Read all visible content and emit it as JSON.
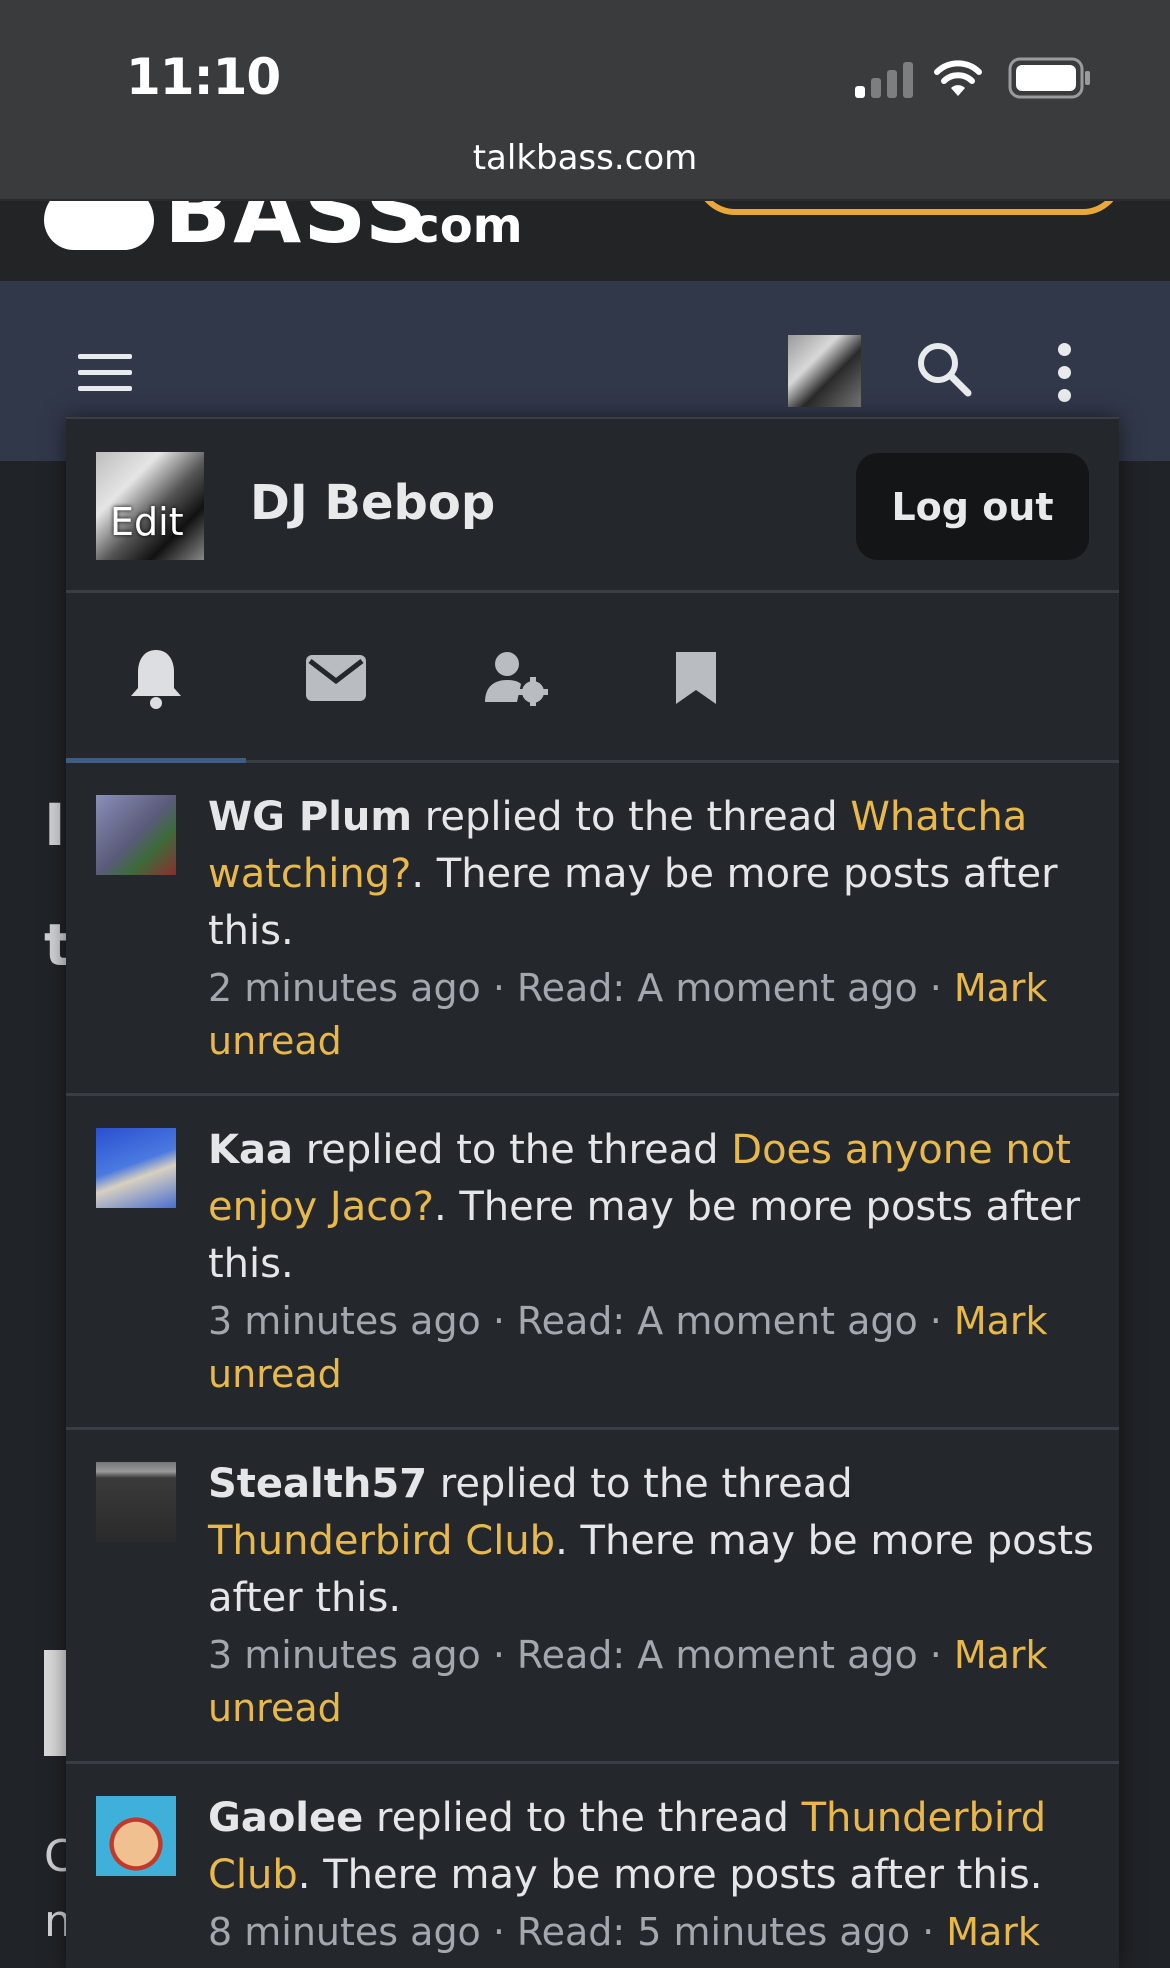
{
  "status_bar": {
    "time": "11:10",
    "url": "talkbass.com"
  },
  "site": {
    "logo_text": "BASS",
    "logo_suffix": ".com"
  },
  "menu": {
    "username": "DJ Bebop",
    "avatar_edit_label": "Edit",
    "logout_label": "Log out",
    "tabs": [
      {
        "icon": "bell-icon",
        "label": "Alerts"
      },
      {
        "icon": "envelope-icon",
        "label": "Conversations"
      },
      {
        "icon": "account-settings-icon",
        "label": "Account"
      },
      {
        "icon": "bookmark-icon",
        "label": "Bookmarks"
      }
    ]
  },
  "notifications": [
    {
      "user": "WG Plum",
      "action": "replied to the thread",
      "thread": "Whatcha watching?",
      "tail": ". There may be more posts after this.",
      "time": "2 minutes ago",
      "read": "Read: A moment ago",
      "mark": "Mark unread",
      "avatar_color": "#6b6f8a"
    },
    {
      "user": "Kaa",
      "action": "replied to the thread",
      "thread": "Does anyone not enjoy Jaco?",
      "tail": ". There may be more posts after this.",
      "time": "3 minutes ago",
      "read": "Read: A moment ago",
      "mark": "Mark unread",
      "avatar_color": "#3f6bd1"
    },
    {
      "user": "Stealth57",
      "action": "replied to the thread",
      "thread": "Thunderbird Club",
      "tail": ". There may be more posts after this.",
      "time": "3 minutes ago",
      "read": "Read: A moment ago",
      "mark": "Mark unread",
      "avatar_color": "#4a4a4a"
    },
    {
      "user": "Gaolee",
      "action": "replied to the thread",
      "thread": "Thunderbird Club",
      "tail": ". There may be more posts after this.",
      "time": "8 minutes ago",
      "read": "Read: 5 minutes ago",
      "mark": "Mark",
      "avatar_color": "#3fb0d9"
    }
  ],
  "background_page": {
    "letters": [
      "I",
      "t",
      "C",
      "n"
    ]
  },
  "colors": {
    "link": "#e8b84b",
    "menu_bg": "#24272b",
    "navbar_bg": "#31384a",
    "tab_active": "#3d5c86"
  }
}
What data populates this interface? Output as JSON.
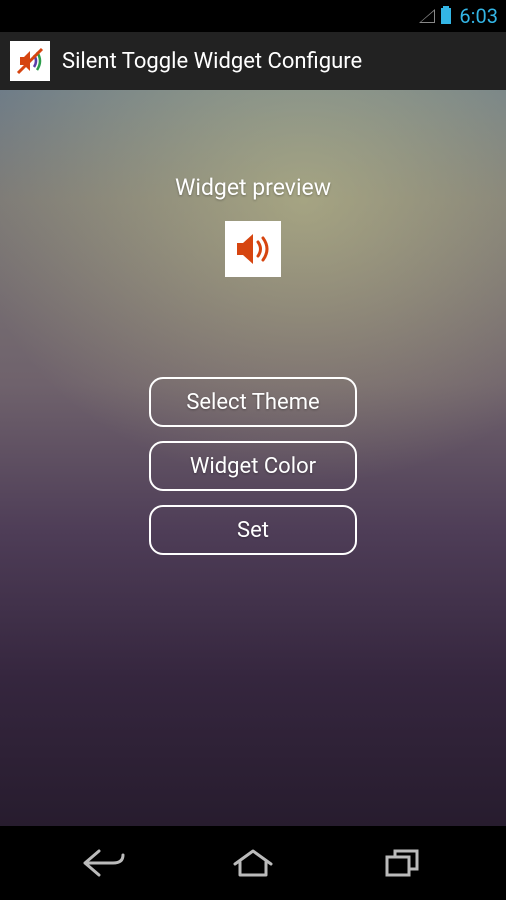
{
  "status": {
    "time": "6:03"
  },
  "actionbar": {
    "title": "Silent Toggle Widget Configure"
  },
  "main": {
    "preview_label": "Widget preview"
  },
  "buttons": {
    "select_theme": "Select Theme",
    "widget_color": "Widget Color",
    "set": "Set"
  }
}
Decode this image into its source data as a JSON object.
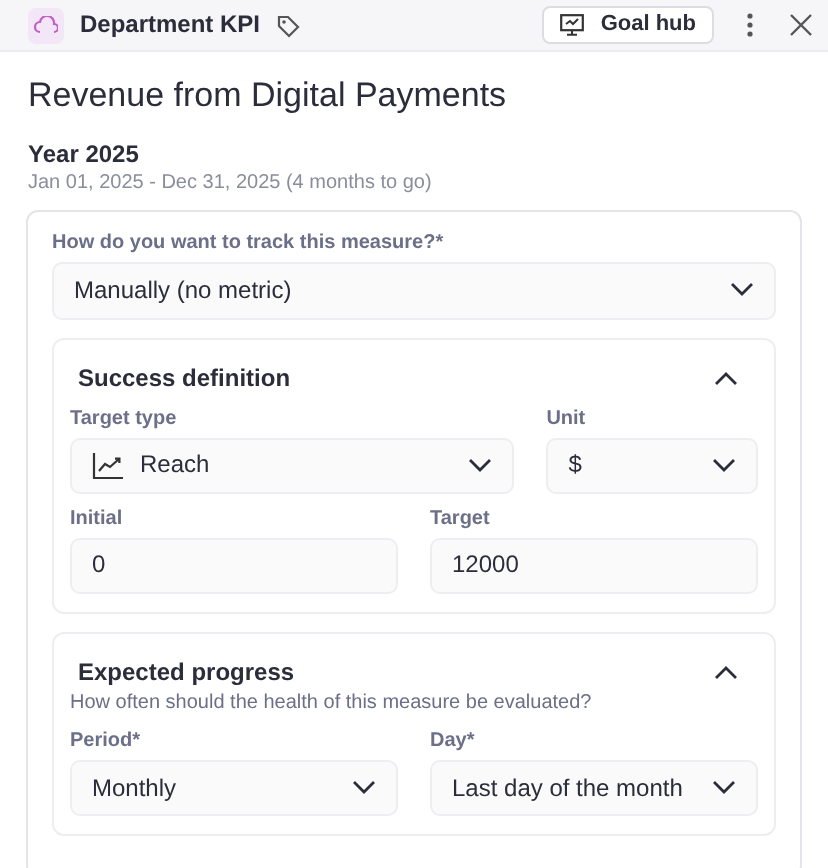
{
  "header": {
    "title": "Department KPI",
    "button": "Goal hub"
  },
  "title": "Revenue from Digital Payments",
  "period": {
    "heading": "Year 2025",
    "range": "Jan 01, 2025 - Dec 31, 2025 (4 months to go)"
  },
  "tracking": {
    "label": "How do you want to track this measure?*",
    "value": "Manually (no metric)"
  },
  "sections": [
    {
      "title": "Success definition",
      "expanded": true,
      "rows": [
        [
          {
            "label": "Target type",
            "value": "Reach",
            "kind": "trend-select"
          },
          {
            "label": "Unit",
            "value": "$",
            "kind": "select"
          }
        ],
        [
          {
            "label": "Initial",
            "value": "0",
            "kind": "input"
          },
          {
            "label": "Target",
            "value": "12000",
            "kind": "input"
          }
        ]
      ]
    },
    {
      "title": "Expected progress",
      "expanded": true,
      "hint": "How often should the health of this measure be evaluated?",
      "rows": [
        [
          {
            "label": "Period*",
            "value": "Monthly",
            "kind": "select"
          },
          {
            "label": "Day*",
            "value": "Last day of the month",
            "kind": "select"
          }
        ]
      ]
    }
  ]
}
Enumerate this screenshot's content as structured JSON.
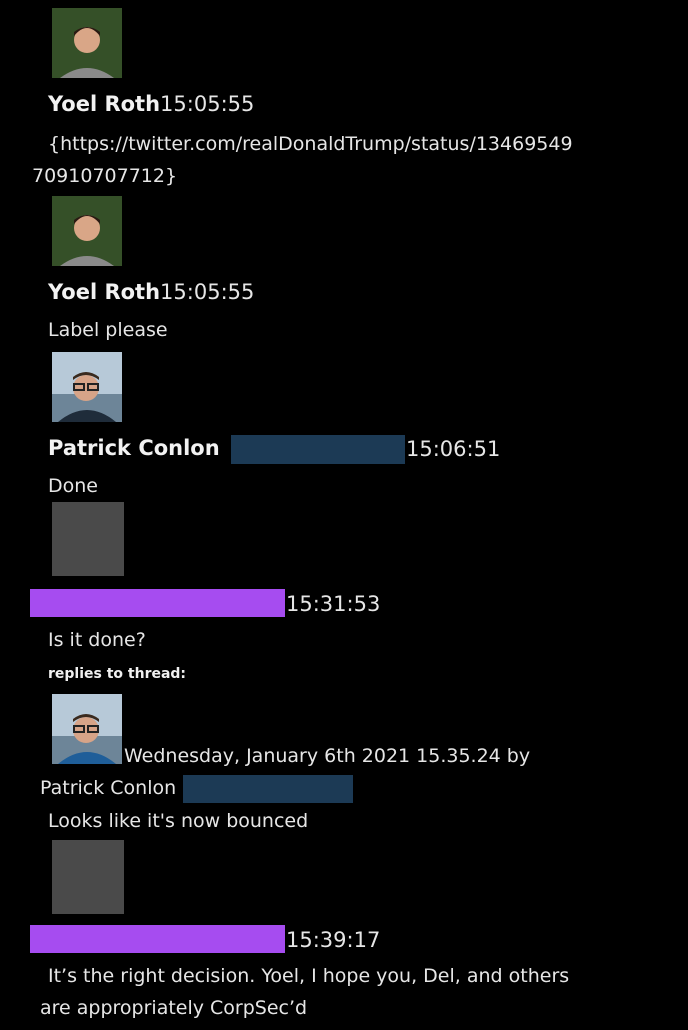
{
  "messages": {
    "m1": {
      "author": "Yoel Roth",
      "time": "15:05:55",
      "text_line1": "{https://twitter.com/realDonaldTrump/status/13469549",
      "text_line2": "70910707712}"
    },
    "m2": {
      "author": "Yoel Roth",
      "time": "15:05:55",
      "text": "Label please"
    },
    "m3": {
      "author": "Patrick Conlon",
      "time": "15:06:51",
      "text": "Done"
    },
    "m4": {
      "time": "15:31:53",
      "text": "Is it done?"
    },
    "thread": {
      "label": "replies to thread:",
      "meta": "Wednesday, January 6th 2021 15.35.24 by",
      "author": "Patrick Conlon",
      "text": "Looks like it's now bounced"
    },
    "m5": {
      "time": "15:39:17",
      "text_line1": "It’s the right decision. Yoel, I hope you, Del, and others",
      "text_line2": "are appropriately CorpSec’d"
    }
  },
  "colors": {
    "background": "#000000",
    "redaction_blue": "#1c3a55",
    "redaction_purple": "#a64cf0",
    "placeholder_gray": "#4a4a4a"
  }
}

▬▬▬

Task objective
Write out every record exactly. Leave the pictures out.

Problem solution
Read all visible content and emit it as JSON.
{
  "status_bar": {
    "time": "11:10",
    "url": "talkbass.com"
  },
  "site": {
    "logo_text": "BASS",
    "logo_suffix": ".com"
  },
  "menu": {
    "username": "DJ Bebop",
    "avatar_edit_label": "Edit",
    "logout_label": "Log out",
    "tabs": [
      {
        "icon": "bell-icon",
        "label": "Alerts"
      },
      {
        "icon": "envelope-icon",
        "label": "Conversations"
      },
      {
        "icon": "account-settings-icon",
        "label": "Account"
      },
      {
        "icon": "bookmark-icon",
        "label": "Bookmarks"
      }
    ]
  },
  "notifications": [
    {
      "user": "WG Plum",
      "action": "replied to the thread",
      "thread": "Whatcha watching?",
      "tail": ". There may be more posts after this.",
      "time": "2 minutes ago",
      "read": "Read: A moment ago",
      "mark": "Mark unread",
      "avatar_color": "#6b6f8a"
    },
    {
      "user": "Kaa",
      "action": "replied to the thread",
      "thread": "Does anyone not enjoy Jaco?",
      "tail": ". There may be more posts after this.",
      "time": "3 minutes ago",
      "read": "Read: A moment ago",
      "mark": "Mark unread",
      "avatar_color": "#3f6bd1"
    },
    {
      "user": "Stealth57",
      "action": "replied to the thread",
      "thread": "Thunderbird Club",
      "tail": ". There may be more posts after this.",
      "time": "3 minutes ago",
      "read": "Read: A moment ago",
      "mark": "Mark unread",
      "avatar_color": "#4a4a4a"
    },
    {
      "user": "Gaolee",
      "action": "replied to the thread",
      "thread": "Thunderbird Club",
      "tail": ". There may be more posts after this.",
      "time": "8 minutes ago",
      "read": "Read: 5 minutes ago",
      "mark": "Mark",
      "avatar_color": "#3fb0d9"
    }
  ],
  "background_page": {
    "letters": [
      "I",
      "t",
      "C",
      "n"
    ]
  },
  "colors": {
    "link": "#e8b84b",
    "menu_bg": "#24272b",
    "navbar_bg": "#31384a",
    "tab_active": "#3d5c86"
  }
}
What data populates this interface? Output as JSON.
{
  "status": {
    "time": "6:03"
  },
  "actionbar": {
    "title": "Silent Toggle Widget Configure"
  },
  "main": {
    "preview_label": "Widget preview"
  },
  "buttons": {
    "select_theme": "Select Theme",
    "widget_color": "Widget Color",
    "set": "Set"
  }
}
Decode this image into its source data as a JSON object.
{
  "header": {
    "title": "Department KPI",
    "button": "Goal hub"
  },
  "title": "Revenue from Digital Payments",
  "period": {
    "heading": "Year 2025",
    "range": "Jan 01, 2025 - Dec 31, 2025 (4 months to go)"
  },
  "tracking": {
    "label": "How do you want to track this measure?*",
    "value": "Manually (no metric)"
  },
  "sections": [
    {
      "title": "Success definition",
      "expanded": true,
      "rows": [
        [
          {
            "label": "Target type",
            "value": "Reach",
            "kind": "trend-select"
          },
          {
            "label": "Unit",
            "value": "$",
            "kind": "select"
          }
        ],
        [
          {
            "label": "Initial",
            "value": "0",
            "kind": "input"
          },
          {
            "label": "Target",
            "value": "12000",
            "kind": "input"
          }
        ]
      ]
    },
    {
      "title": "Expected progress",
      "expanded": true,
      "hint": "How often should the health of this measure be evaluated?",
      "rows": [
        [
          {
            "label": "Period*",
            "value": "Monthly",
            "kind": "select"
          },
          {
            "label": "Day*",
            "value": "Last day of the month",
            "kind": "select"
          }
        ]
      ]
    }
  ]
}
Enumerate this screenshot's content as structured JSON.
{
  "messages": {
    "m1": {
      "author": "Yoel Roth",
      "time": "15:05:55",
      "text_line1": "{https://twitter.com/realDonaldTrump/status/13469549",
      "text_line2": "70910707712}"
    },
    "m2": {
      "author": "Yoel Roth",
      "time": "15:05:55",
      "text": "Label please"
    },
    "m3": {
      "author": "Patrick Conlon",
      "time": "15:06:51",
      "text": "Done"
    },
    "m4": {
      "time": "15:31:53",
      "text": "Is it done?"
    },
    "thread": {
      "label": "replies to thread:",
      "meta": "Wednesday, January 6th 2021 15.35.24 by",
      "author": "Patrick Conlon",
      "text": "Looks like it's now bounced"
    },
    "m5": {
      "time": "15:39:17",
      "text_line1": "It’s the right decision. Yoel, I hope you, Del, and others",
      "text_line2": "are appropriately CorpSec’d"
    }
  },
  "colors": {
    "background": "#000000",
    "redaction_blue": "#1c3a55",
    "redaction_purple": "#a64cf0",
    "placeholder_gray": "#4a4a4a"
  }
}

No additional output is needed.